Making a very quiet local premiere this past Wednesday night at the Chicago Cultural Center was David Wants to Fly, a feature debut doc by young German director David Sieveking that fascinates and irritates in equal measure. This begins with unemployed film school grad Sieveking on a quest to meet his idol, the great, eccentric filmmaker David Lynch, at a Transcendental Meditation conference in Fairfield, Iowa, but then transforms into an exposé and denunciation of the entire “TM movement.” The film is given a degree of credibility by the fact that Sieveking started out as a true believer who only gradually became disillusioned with the cult-like movement during the three years he was in production. But Sieveking’s arty persona (he wears fedoras and occasionally plays the harmonica in public) can be annoying and, speaking as someone who also attended the 2006 Fairfield conference, I long ago came to the same conclusion he did about TM after only a few minutes of Googling. Still, David Lynch fans will want to seek this out, especially those who haven’t yet learned to separate the artist from the art. Anyone who missed the screening can stream the film for free for a short time here: http://www.linktv.org/programs/david-wants-to-fly
The More the Merrier (George Stevens, USA, 1943) – DVD rental
I stumbled upon this superior but too-little known example of the genius of the Hollywood studio system when looking for new screwball comedies to show in class (after having already overdosed on The Awful Truth, Bringing Up Baby and The Lady Eve). A single woman living in Washington D.C. (the glorious Jean Arthur) ends up with two male roommates during a wartime housing shortage.
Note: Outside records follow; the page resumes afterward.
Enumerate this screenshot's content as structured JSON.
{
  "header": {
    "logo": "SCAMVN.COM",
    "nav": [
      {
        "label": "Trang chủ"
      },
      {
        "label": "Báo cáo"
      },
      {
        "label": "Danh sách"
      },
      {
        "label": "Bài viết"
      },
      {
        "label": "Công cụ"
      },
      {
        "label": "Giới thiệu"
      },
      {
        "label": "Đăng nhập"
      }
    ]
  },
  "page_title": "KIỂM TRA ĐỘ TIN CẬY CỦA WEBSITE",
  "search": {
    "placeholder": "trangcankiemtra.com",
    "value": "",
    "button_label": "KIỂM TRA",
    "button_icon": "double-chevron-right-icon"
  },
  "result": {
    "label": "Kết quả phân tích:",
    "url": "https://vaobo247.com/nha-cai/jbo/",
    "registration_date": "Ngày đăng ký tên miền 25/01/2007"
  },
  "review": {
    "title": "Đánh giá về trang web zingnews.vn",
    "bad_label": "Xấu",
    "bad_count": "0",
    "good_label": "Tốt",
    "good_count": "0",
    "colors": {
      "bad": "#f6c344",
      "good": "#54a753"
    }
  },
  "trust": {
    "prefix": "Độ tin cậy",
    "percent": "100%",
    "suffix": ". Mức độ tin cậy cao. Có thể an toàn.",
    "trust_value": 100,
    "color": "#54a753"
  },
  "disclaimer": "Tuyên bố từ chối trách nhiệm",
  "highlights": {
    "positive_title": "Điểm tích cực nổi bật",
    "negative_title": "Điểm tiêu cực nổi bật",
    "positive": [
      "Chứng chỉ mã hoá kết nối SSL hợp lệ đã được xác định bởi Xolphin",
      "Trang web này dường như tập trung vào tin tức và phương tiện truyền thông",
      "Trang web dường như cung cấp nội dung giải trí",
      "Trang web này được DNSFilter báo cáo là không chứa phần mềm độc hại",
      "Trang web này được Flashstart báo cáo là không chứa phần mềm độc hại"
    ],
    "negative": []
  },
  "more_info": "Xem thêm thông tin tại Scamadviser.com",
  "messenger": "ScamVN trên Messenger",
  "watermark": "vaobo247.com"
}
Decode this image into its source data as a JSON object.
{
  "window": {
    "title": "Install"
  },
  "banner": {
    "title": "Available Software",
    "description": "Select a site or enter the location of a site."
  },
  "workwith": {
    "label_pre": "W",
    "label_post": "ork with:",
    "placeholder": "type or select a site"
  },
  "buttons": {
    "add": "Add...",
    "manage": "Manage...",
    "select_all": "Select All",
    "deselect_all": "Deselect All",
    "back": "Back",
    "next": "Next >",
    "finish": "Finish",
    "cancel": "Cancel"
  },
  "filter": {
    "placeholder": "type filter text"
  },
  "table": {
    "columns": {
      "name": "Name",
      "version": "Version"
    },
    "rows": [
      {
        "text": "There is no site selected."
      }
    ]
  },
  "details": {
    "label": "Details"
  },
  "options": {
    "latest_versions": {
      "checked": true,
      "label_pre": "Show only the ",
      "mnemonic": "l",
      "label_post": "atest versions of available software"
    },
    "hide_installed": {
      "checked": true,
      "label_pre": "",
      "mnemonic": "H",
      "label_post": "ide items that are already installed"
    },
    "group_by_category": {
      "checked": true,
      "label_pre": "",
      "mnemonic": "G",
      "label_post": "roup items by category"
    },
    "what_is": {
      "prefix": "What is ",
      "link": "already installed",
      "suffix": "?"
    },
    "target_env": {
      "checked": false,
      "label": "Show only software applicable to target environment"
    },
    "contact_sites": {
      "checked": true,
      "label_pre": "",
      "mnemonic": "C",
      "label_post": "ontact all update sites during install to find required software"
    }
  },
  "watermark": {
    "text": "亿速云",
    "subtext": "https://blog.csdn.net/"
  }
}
She bickers relentlessly with the younger of the two men (Joel McCrea), which, as any screwball fan knows, is a sure sign of romantic chemistry. The other man (Charles Coburn, who deservedly won a Best Supporting Actor Oscar for his performance) consequently finds himself playing cupid to his new roommates in what amounts to an enormously entertaining, extremely witty and perfectly paced 104 minutes. The thing that really makes this film stand out when viewed today though is its unabashed eroticism. The scene where McCrea walks Arthur home, temporarily forgetting that it’s also his own home, is almost unbelievably sensual in the way the characters flirt with each other and, more importantly, interact physically; McCrea, one of Hollywood’s most reserved and laconic actors, continually paws Arthur (who, at 42 years old, never looked sexier), seductively encircling her waist and neck with his hands as she half-heartedly resists his advances. The More the Merrier was very well received in its time but is probably unknown today because George Stevens, the solid craftsman who directed it, is not an auteurist-approved figure. This is unfortunate because if a more erotic film was made in Hollywood in the 1940s I have yet to see it.
Raoul Walsh: The True Adventures of Hollywood’s Legendary Director – Nonfiction book by Marilyn Ann Moss
To accompany the Raoul Walsh retrospective that’s still ongoing in my apartment, I recently read with relish Marilyn Ann Moss’ superb 2011 biography of the very colorful and self-mythologizing man who directed, among many other classic titles, The Thief of Bagdad, The Roaring Twenties, High Sierra, The Strawberry Blonde and White Heat. The fact that this is the first such book written about this old Hollywood master, whose life was as interesting as his movies, is just one indication of how sadly undervalued his massively important and influential body of work continues to be. Although I could have done without the dollar-book Freud of the opening chapter, which imagines Walsh’s grief over his mother’s death as the catalyst for his adventurous brand of filmmaking, this is still an impressive work of scholarship and analysis (I particularly enjoyed her observations about Walsh’s female characters) and an essential read for anyone who loves classic Hollywood movies. I will have two lengthy posts concerning Walsh in the coming weeks.